The king of search is adding AI to its functionality.
At its annual I/O conference yesterday (May 10), Alphabet unveiled a new version of Google search that incorporates generative AI. The tech giant is hoping to catch up with rival Microsoft, which launched its GPT-powered Bing earlier this year in a challenge to Google’s search dominance.
In a demonstration, Elizabeth Reid, vice president and general manager of search at Google, showed how a question in the search box could pull up an AI snapshot listing relevant information. The web links seen in the current iteration of search will still be available below the snapshot.
The AI search function will only be activated when the algorithm determines it to be more helpful than traditional search. The presentation also emphasized the usefulness of the AI capabilities in online shopping through Google’s Shopping Graph, which the company says has data on 35 billion product listings.
Not yet, but US users can join a waitlist for the trial, which Google is calling an “experiment.” First you have to sign up for a new AI testing ground called Search Labs, which opened on May 10. In “coming weeks” Search Labs will open access to trial the new search function Google calls “Search Generative Experience” (or SGE). Access will be available on Chrome desktop and through the Google App on IoS or Android.
There was no mention of ads at the demo, something Bing has already brought onboard to its AI revamp.
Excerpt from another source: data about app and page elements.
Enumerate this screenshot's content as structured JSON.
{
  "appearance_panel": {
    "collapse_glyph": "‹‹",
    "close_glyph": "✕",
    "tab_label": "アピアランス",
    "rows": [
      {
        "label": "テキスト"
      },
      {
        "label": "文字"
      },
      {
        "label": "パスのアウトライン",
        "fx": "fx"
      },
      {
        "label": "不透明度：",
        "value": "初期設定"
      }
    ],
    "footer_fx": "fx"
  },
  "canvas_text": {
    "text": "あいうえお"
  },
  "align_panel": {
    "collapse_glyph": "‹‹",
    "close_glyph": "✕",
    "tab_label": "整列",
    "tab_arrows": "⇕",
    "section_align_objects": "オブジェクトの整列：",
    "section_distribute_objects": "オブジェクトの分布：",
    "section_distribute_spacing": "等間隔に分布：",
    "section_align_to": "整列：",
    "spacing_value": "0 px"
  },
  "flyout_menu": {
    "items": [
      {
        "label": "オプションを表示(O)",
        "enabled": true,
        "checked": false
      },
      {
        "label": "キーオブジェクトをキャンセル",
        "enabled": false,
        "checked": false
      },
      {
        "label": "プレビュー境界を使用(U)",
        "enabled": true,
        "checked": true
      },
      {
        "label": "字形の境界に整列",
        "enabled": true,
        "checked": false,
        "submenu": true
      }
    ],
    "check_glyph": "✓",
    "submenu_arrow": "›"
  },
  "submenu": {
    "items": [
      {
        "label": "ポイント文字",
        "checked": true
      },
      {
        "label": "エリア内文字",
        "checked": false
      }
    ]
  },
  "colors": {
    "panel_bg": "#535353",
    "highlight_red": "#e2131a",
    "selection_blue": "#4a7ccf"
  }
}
Ads in the new AI search are still in the experimental phase, according to a report from The Verge, and are likely to make an appearance down the line as they remain Google’s top source of revenue.
While still in its trial phase, Google’s venture into AI search marks the first step in a potentially radical change in how billions of users find information. Currently, Google holds over 80% of the global search market, and draws an average of 3.5 billion searches daily, according to InternetLiveStats.
Google has been cautious about being too hasty in the debut of AI technology, a move that head of Google’s AI division, Jeff Dean, said carries “reputational risk.”
The tech giant has likely grown even more cautious since it launched ChatGPT rival Bard in February. Google posted a demo of the AI chatbot on Twitter, not knowing that it gave a wrong answer in the video. The blunder wiped $100 billion from the company’s market value in a day. Investors reacted positively to the I/O’s announcements, lifting Alphabet’s shares by 4% and reaching a 9-month high.